[Data for this task]:

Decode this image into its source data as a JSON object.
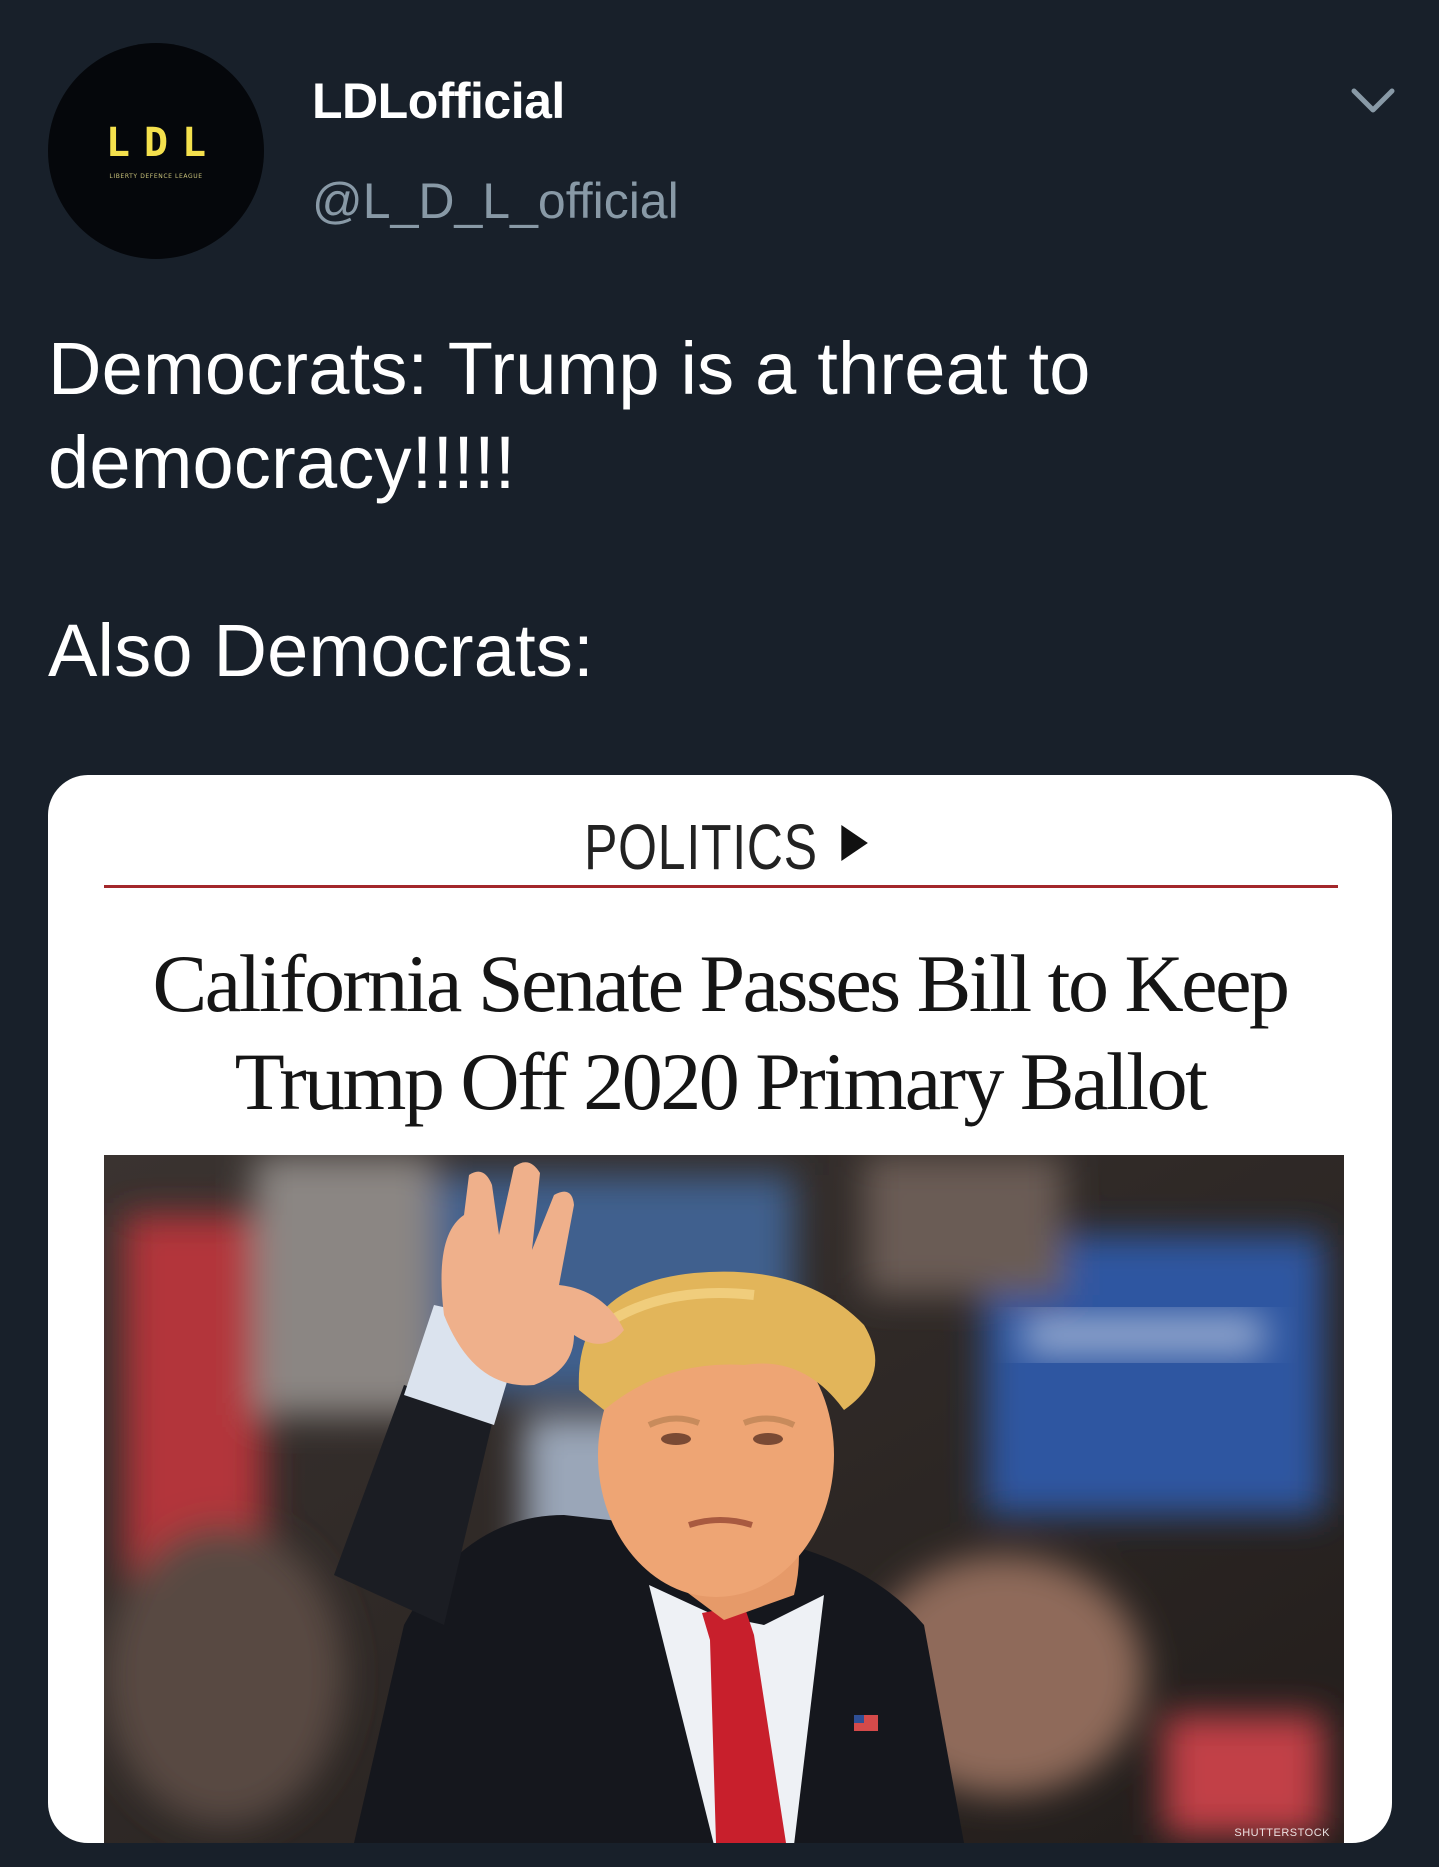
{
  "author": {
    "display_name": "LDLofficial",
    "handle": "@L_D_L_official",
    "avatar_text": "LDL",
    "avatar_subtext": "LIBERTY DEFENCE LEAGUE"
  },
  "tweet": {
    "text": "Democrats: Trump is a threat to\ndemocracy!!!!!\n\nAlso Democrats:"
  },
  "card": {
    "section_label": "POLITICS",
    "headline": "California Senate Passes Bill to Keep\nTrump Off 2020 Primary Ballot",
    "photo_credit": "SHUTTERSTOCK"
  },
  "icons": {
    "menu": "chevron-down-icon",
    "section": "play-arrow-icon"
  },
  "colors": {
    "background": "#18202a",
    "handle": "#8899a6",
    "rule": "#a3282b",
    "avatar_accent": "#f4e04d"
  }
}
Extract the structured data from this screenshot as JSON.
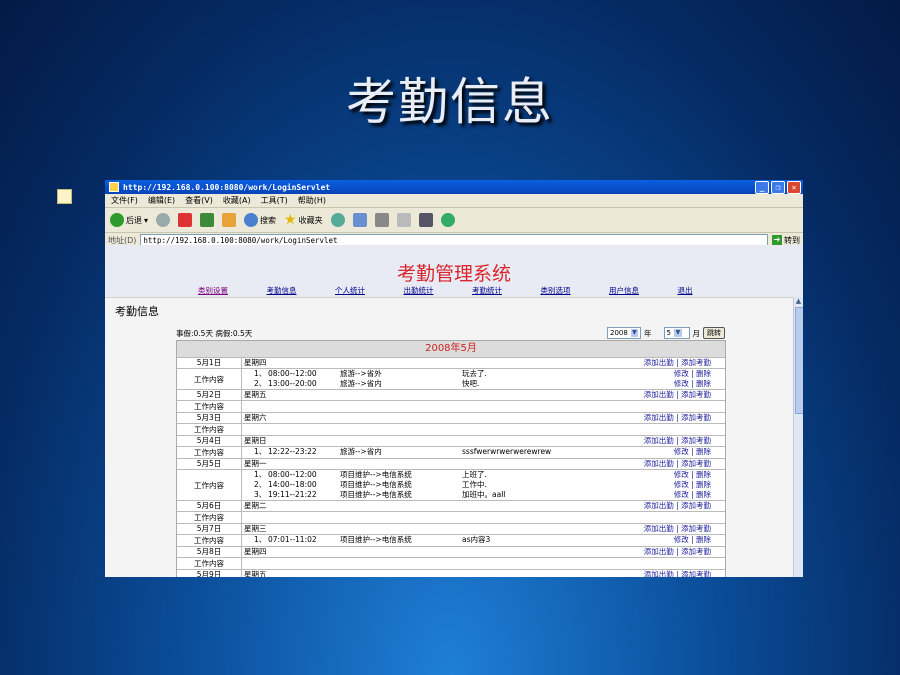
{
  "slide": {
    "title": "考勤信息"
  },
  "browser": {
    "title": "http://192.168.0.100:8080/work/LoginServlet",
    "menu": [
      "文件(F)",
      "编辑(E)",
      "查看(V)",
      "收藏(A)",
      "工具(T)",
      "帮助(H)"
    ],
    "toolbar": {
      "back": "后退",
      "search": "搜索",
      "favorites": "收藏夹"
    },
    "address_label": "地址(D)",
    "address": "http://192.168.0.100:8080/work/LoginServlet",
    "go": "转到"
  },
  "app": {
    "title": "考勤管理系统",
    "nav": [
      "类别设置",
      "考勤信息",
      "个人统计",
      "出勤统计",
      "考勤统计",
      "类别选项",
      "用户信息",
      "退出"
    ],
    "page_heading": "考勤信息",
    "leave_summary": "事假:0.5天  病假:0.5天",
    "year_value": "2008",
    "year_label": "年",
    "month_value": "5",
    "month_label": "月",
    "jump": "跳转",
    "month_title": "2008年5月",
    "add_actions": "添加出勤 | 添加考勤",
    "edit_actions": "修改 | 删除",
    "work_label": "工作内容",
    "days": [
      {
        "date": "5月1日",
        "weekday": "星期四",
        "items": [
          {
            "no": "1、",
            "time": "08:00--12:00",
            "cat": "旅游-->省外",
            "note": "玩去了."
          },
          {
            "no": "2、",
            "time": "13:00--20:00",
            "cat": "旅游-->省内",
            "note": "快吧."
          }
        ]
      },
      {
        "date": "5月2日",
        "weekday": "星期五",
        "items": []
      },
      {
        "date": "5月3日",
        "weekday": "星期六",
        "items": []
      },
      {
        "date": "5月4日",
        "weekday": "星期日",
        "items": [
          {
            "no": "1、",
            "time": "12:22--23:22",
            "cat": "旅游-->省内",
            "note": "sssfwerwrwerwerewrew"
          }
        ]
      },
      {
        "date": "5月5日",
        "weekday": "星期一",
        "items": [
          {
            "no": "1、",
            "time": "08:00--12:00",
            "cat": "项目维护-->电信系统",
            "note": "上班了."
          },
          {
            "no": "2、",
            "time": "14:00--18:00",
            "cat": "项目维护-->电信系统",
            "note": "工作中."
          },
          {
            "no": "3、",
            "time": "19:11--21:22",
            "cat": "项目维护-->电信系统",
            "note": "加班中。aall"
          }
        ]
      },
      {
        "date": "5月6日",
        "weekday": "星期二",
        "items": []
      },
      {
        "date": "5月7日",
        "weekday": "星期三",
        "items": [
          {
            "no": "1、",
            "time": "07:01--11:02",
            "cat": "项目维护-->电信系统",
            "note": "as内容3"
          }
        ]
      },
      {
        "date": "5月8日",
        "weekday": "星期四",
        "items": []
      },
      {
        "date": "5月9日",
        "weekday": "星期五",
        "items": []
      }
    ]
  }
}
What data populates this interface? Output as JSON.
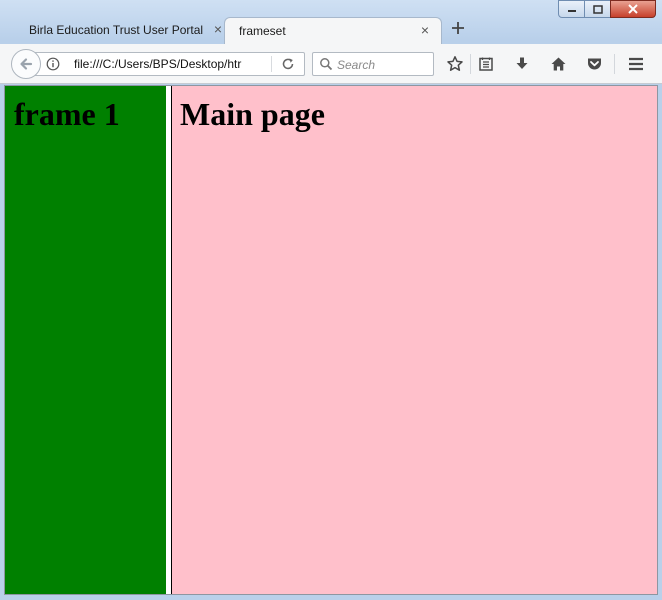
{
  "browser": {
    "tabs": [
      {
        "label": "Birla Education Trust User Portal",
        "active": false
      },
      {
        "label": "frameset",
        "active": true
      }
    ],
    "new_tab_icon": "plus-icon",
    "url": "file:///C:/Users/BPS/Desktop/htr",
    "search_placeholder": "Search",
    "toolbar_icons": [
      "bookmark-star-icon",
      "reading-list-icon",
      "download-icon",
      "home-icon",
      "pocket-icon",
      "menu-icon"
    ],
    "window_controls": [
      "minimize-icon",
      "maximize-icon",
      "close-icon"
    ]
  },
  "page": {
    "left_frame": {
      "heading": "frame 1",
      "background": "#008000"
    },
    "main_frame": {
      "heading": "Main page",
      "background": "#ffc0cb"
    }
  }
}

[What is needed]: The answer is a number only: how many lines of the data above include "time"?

[Written solution]: 7